BEGIN DATA EXTRACTS

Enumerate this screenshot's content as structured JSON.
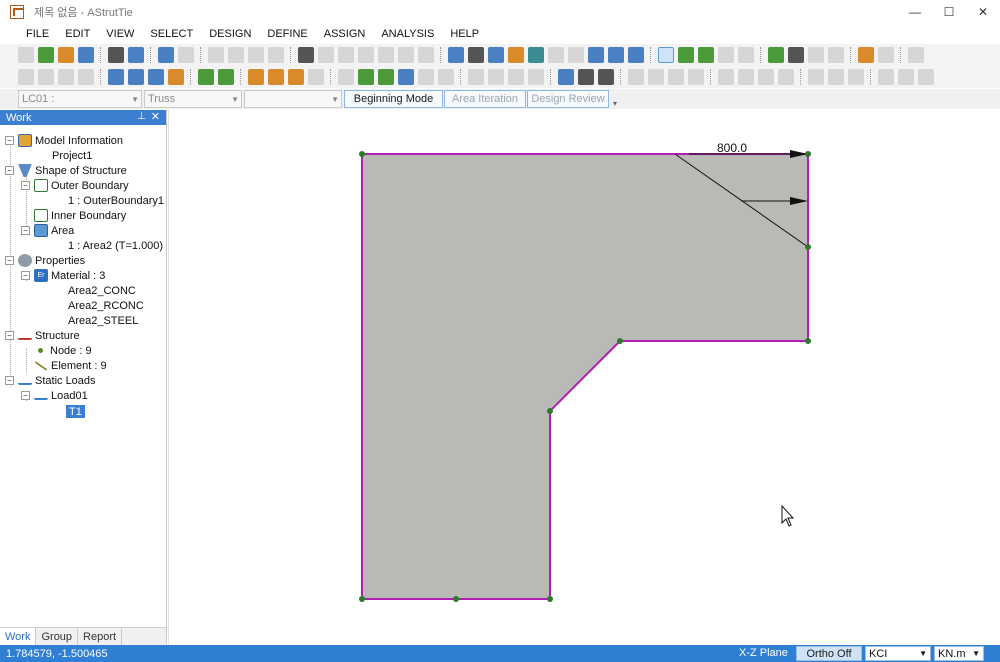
{
  "window": {
    "title": "제목 없음 - AStrutTie",
    "minimize": "—",
    "maximize": "☐",
    "close": "✕"
  },
  "menu": [
    "FILE",
    "EDIT",
    "VIEW",
    "SELECT",
    "DESIGN",
    "DEFINE",
    "ASSIGN",
    "ANALYSIS",
    "HELP"
  ],
  "combos": {
    "load_case": "LC01 :",
    "model_type": "Truss",
    "blank": ""
  },
  "modes": {
    "beginning": "Beginning Mode",
    "area_iteration": "Area Iteration",
    "design_review": "Design Review"
  },
  "work_panel": {
    "title": "Work",
    "pin": "📌",
    "close": "✕",
    "tree": {
      "model_information": "Model Information",
      "project": "Project1",
      "shape_of_structure": "Shape of Structure",
      "outer_boundary": "Outer Boundary",
      "outer_boundary_item": "1 : OuterBoundary1",
      "inner_boundary": "Inner Boundary",
      "area": "Area",
      "area_item": "1 : Area2 (T=1.000)",
      "properties": "Properties",
      "material": "Material : 3",
      "materials": [
        "Area2_CONC",
        "Area2_RCONC",
        "Area2_STEEL"
      ],
      "structure": "Structure",
      "node": "Node : 9",
      "element": "Element : 9",
      "static_loads": "Static Loads",
      "load": "Load01",
      "load_item": "T1"
    },
    "tabs": [
      "Work",
      "Group",
      "Report"
    ]
  },
  "canvas": {
    "dimension_label": "800.0",
    "fill_color": "#b9b9b5",
    "boundary_color": "#b020b0",
    "node_color": "#2a7a2a"
  },
  "status": {
    "coords": "1.784579, -1.500465",
    "plane": "X-Z Plane",
    "ortho": "Ortho Off",
    "code": "KCI",
    "unit": "KN.m"
  },
  "colors": {
    "accent": "#2f7fd4",
    "panel_header": "#3c7fd1"
  }
}
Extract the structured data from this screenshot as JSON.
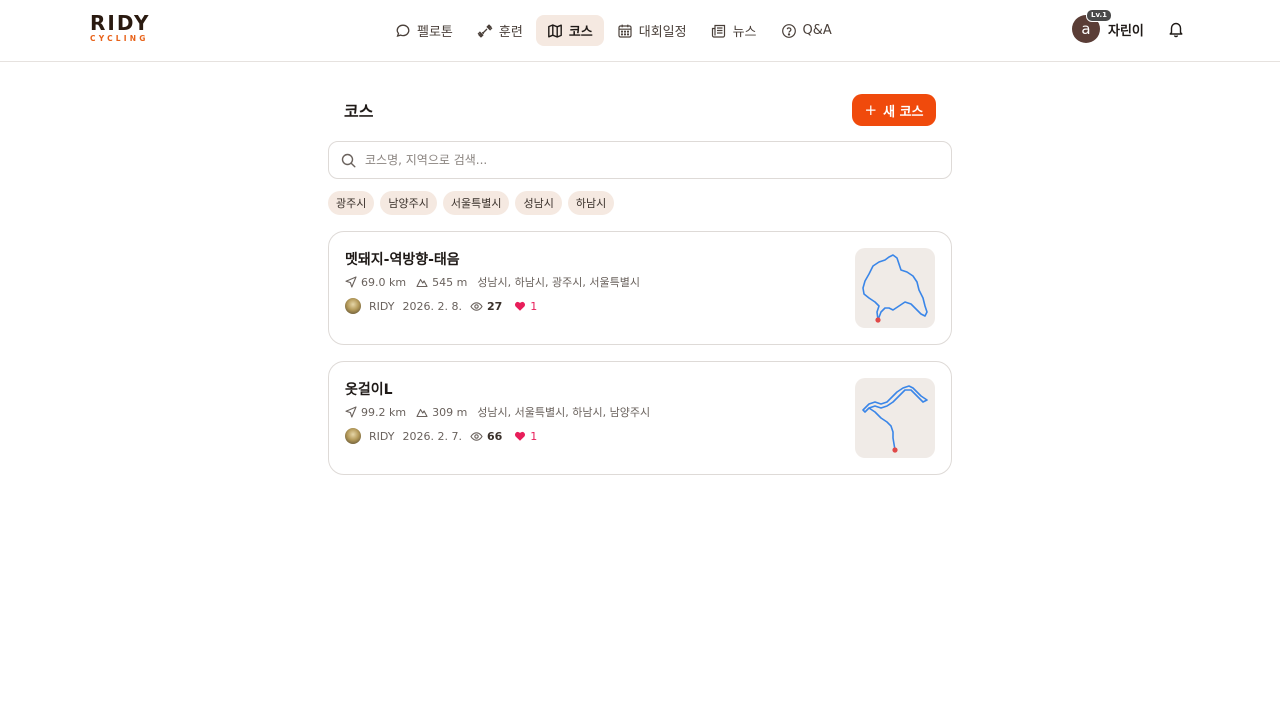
{
  "brand": {
    "name": "RIDY",
    "tagline": "CYCLING",
    "accent": "#e8631a"
  },
  "nav": {
    "items": [
      {
        "label": "펠로톤",
        "icon": "chat-bubble-icon",
        "active": false
      },
      {
        "label": "훈련",
        "icon": "dumbbell-icon",
        "active": false
      },
      {
        "label": "코스",
        "icon": "map-icon",
        "active": true
      },
      {
        "label": "대회일정",
        "icon": "calendar-icon",
        "active": false
      },
      {
        "label": "뉴스",
        "icon": "newspaper-icon",
        "active": false
      },
      {
        "label": "Q&A",
        "icon": "help-circle-icon",
        "active": false
      }
    ]
  },
  "user": {
    "avatar_letter": "a",
    "level": "Lv.1",
    "name": "자린이"
  },
  "page": {
    "title": "코스",
    "new_button": {
      "icon": "+",
      "label": "새 코스",
      "color": "#f04a0c"
    }
  },
  "search": {
    "placeholder": "코스명, 지역으로 검색...",
    "value": ""
  },
  "filters": [
    "광주시",
    "남양주시",
    "서울특별시",
    "성남시",
    "하남시"
  ],
  "courses": [
    {
      "title": "멧돼지-역방향-태음",
      "distance": "69.0 km",
      "elevation": "545 m",
      "regions": "성남시, 하남시, 광주시, 서울특별시",
      "author": "RIDY",
      "date": "2026. 2. 8.",
      "views": "27",
      "likes": "1"
    },
    {
      "title": "옷걸이L",
      "distance": "99.2 km",
      "elevation": "309 m",
      "regions": "성남시, 서울특별시, 하남시, 남양주시",
      "author": "RIDY",
      "date": "2026. 2. 7.",
      "views": "66",
      "likes": "1"
    }
  ]
}
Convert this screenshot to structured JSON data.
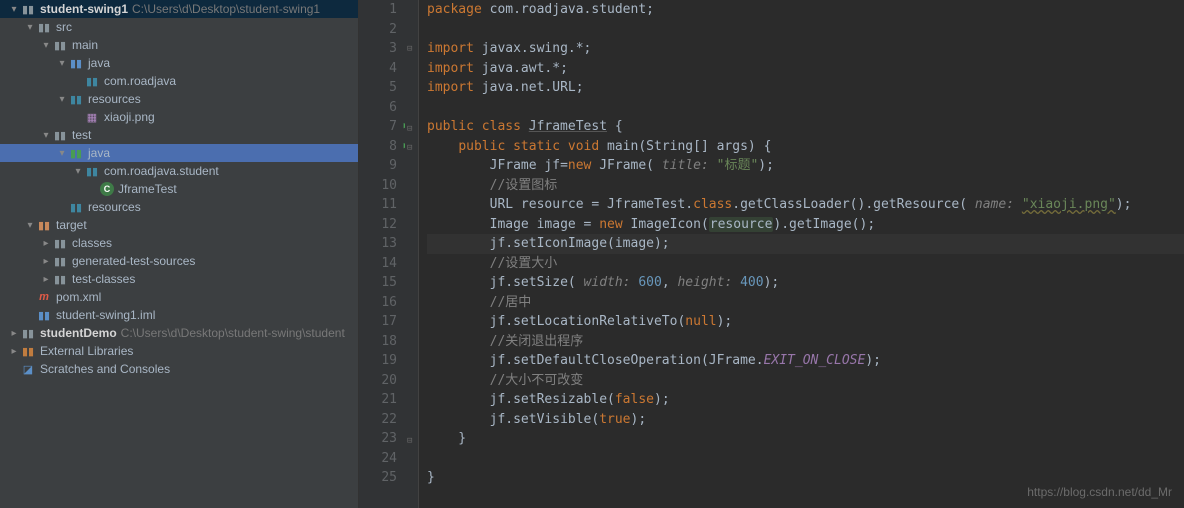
{
  "tree": {
    "project": "student-swing1",
    "projectPath": "C:\\Users\\d\\Desktop\\student-swing1",
    "src": "src",
    "main": "main",
    "main_java": "java",
    "main_pkg": "com.roadjava",
    "resources": "resources",
    "xiaoji": "xiaoji.png",
    "test": "test",
    "test_java": "java",
    "test_pkg": "com.roadjava.student",
    "jframetest": "JframeTest",
    "resources2": "resources",
    "target": "target",
    "classes": "classes",
    "gen": "generated-test-sources",
    "testclasses": "test-classes",
    "pom": "pom.xml",
    "iml": "student-swing1.iml",
    "demo": "studentDemo",
    "demoPath": "C:\\Users\\d\\Desktop\\student-swing\\student",
    "ext": "External Libraries",
    "scratch": "Scratches and Consoles"
  },
  "code": {
    "l1_pkg": "package",
    "l1_pkgname": "com.roadjava.student",
    "l3_imp": "import",
    "l3_a": "javax.swing.*",
    "l4_a": "java.awt.*",
    "l5_a": "java.net.URL",
    "l7_pub": "public class",
    "l7_cls": "JframeTest",
    "l8": "public static void",
    "l8_main": "main",
    "l8_args": "(String[] args) {",
    "l9_a": "JFrame jf=",
    "l9_new": "new",
    "l9_b": " JFrame(",
    "l9_p": " title: ",
    "l9_s": "\"标题\"",
    "l10": "//设置图标",
    "l11_a": "URL resource = JframeTest.",
    "l11_cls": "class",
    "l11_b": ".getClassLoader().getResource(",
    "l11_p": " name: ",
    "l11_s": "\"xiaoji.png\"",
    "l12_a": "Image image = ",
    "l12_new": "new",
    "l12_b": " ImageIcon(",
    "l12_r": "resource",
    "l12_c": ").getImage();",
    "l13": "jf.setIconImage(image);",
    "l14": "//设置大小",
    "l15_a": "jf.setSize(",
    "l15_p1": " width: ",
    "l15_v1": "600",
    "l15_c": ",",
    "l15_p2": " height: ",
    "l15_v2": "400",
    "l16": "//居中",
    "l17_a": "jf.setLocationRelativeTo(",
    "l17_n": "null",
    "l18": "//关闭退出程序",
    "l19_a": "jf.setDefaultCloseOperation(JFrame.",
    "l19_f": "EXIT_ON_CLOSE",
    "l20": "//大小不可改变",
    "l21_a": "jf.setResizable(",
    "l21_v": "false",
    "l22_a": "jf.setVisible(",
    "l22_v": "true"
  },
  "watermark": "https://blog.csdn.net/dd_Mr"
}
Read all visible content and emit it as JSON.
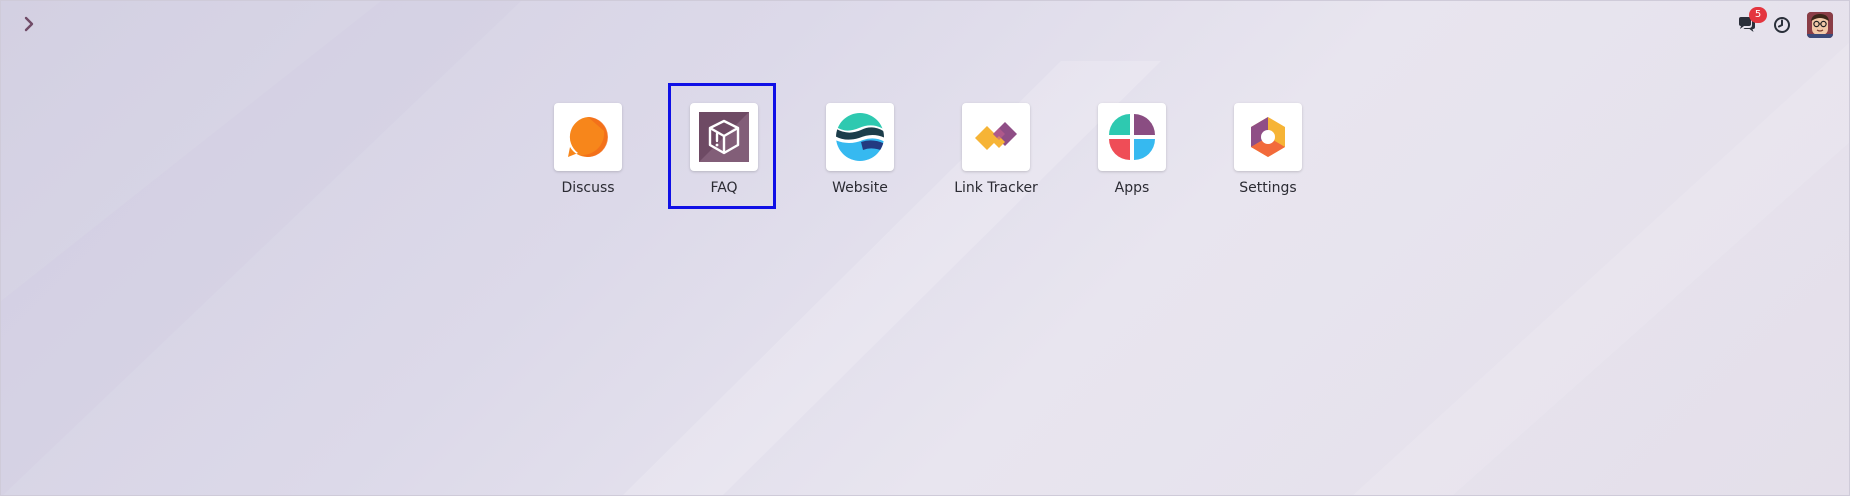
{
  "window": {
    "background_gradient": [
      "#d3d0e2",
      "#e8e5ef",
      "#e4dfea"
    ]
  },
  "topbar": {
    "menu_toggle_icon": "chevron-right-icon",
    "messages": {
      "icon": "chat-bubbles-icon",
      "badge_count": "5",
      "badge_color": "#e4353f"
    },
    "activity_icon": "clock-icon",
    "avatar_icon": "user-avatar"
  },
  "apps": [
    {
      "label": "Discuss",
      "icon": "discuss-icon",
      "selected": false
    },
    {
      "label": "FAQ",
      "icon": "faq-icon",
      "selected": true
    },
    {
      "label": "Website",
      "icon": "website-icon",
      "selected": false
    },
    {
      "label": "Link Tracker",
      "icon": "link-tracker-icon",
      "selected": false
    },
    {
      "label": "Apps",
      "icon": "apps-icon",
      "selected": false
    },
    {
      "label": "Settings",
      "icon": "settings-icon",
      "selected": false
    }
  ],
  "selection_color": "#1010e6"
}
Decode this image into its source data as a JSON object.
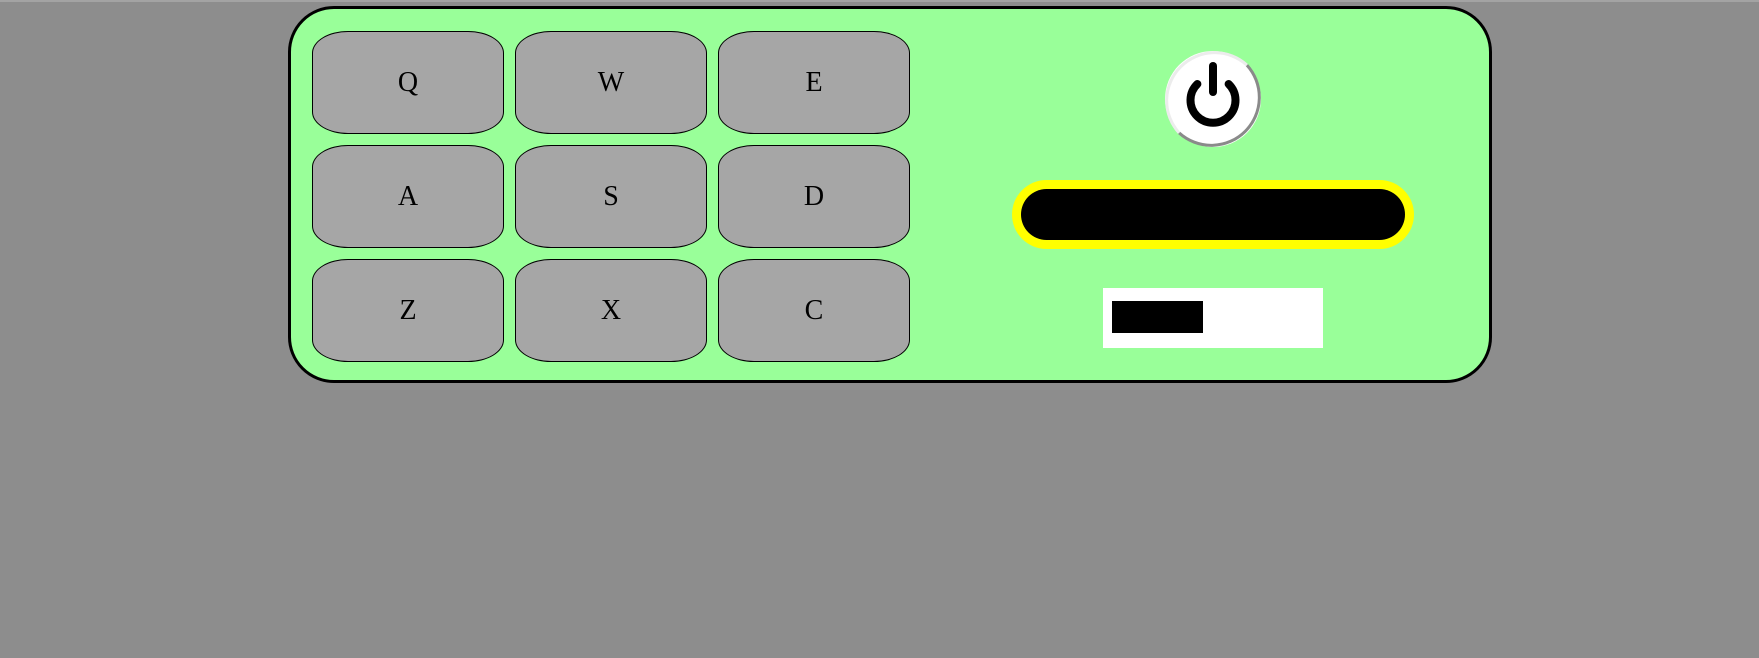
{
  "colors": {
    "background": "#8d8d8d",
    "panel": "#99ff99",
    "key": "#a6a6a6",
    "display_border": "#ffff00",
    "display": "#000000",
    "level_track": "#ffffff",
    "level_fill": "#000000"
  },
  "keypad": {
    "keys": [
      {
        "label": "Q"
      },
      {
        "label": "W"
      },
      {
        "label": "E"
      },
      {
        "label": "A"
      },
      {
        "label": "S"
      },
      {
        "label": "D"
      },
      {
        "label": "Z"
      },
      {
        "label": "X"
      },
      {
        "label": "C"
      }
    ]
  },
  "power_button": {
    "icon": "power-icon"
  },
  "level_indicator": {
    "fraction": 0.45
  }
}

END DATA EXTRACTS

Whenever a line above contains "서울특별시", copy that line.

TASK RESPONSE =
    "서울특별시",
      "regions": "성남시, 하남시, 광주시, 서울특별시",
      "regions": "성남시, 서울특별시, 하남시, 남양주시",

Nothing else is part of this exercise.